[Exercise inputs Boundary: Start]

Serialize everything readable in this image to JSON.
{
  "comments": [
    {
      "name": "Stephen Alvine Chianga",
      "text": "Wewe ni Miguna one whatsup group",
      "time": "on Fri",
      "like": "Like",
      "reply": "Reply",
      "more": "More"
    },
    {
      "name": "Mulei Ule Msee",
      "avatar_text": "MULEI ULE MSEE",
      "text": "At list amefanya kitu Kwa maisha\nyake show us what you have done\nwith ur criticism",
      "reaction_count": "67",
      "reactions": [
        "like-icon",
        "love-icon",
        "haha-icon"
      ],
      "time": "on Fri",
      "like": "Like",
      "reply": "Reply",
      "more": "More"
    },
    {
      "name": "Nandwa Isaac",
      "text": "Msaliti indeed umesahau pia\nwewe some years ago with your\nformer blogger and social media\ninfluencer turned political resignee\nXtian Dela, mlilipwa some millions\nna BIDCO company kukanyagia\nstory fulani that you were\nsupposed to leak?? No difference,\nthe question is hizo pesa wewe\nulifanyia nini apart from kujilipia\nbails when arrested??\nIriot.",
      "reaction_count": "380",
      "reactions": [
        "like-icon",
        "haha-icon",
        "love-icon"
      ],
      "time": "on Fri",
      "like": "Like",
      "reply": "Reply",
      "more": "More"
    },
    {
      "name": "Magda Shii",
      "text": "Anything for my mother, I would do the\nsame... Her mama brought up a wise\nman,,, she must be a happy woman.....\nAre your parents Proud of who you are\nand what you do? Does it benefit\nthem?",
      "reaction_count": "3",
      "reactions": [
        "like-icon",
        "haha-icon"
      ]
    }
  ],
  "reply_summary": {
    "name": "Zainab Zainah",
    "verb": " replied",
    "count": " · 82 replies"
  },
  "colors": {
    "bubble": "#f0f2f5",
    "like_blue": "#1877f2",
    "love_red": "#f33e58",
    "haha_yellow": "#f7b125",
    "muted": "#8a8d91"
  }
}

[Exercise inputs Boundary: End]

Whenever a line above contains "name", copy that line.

*Result of this task*.
      "name": "Stephen Alvine Chianga",
      "name": "Mulei Ule Msee",
      "name": "Nandwa Isaac",
      "name": "Magda Shii",
    "name": "Zainab Zainah",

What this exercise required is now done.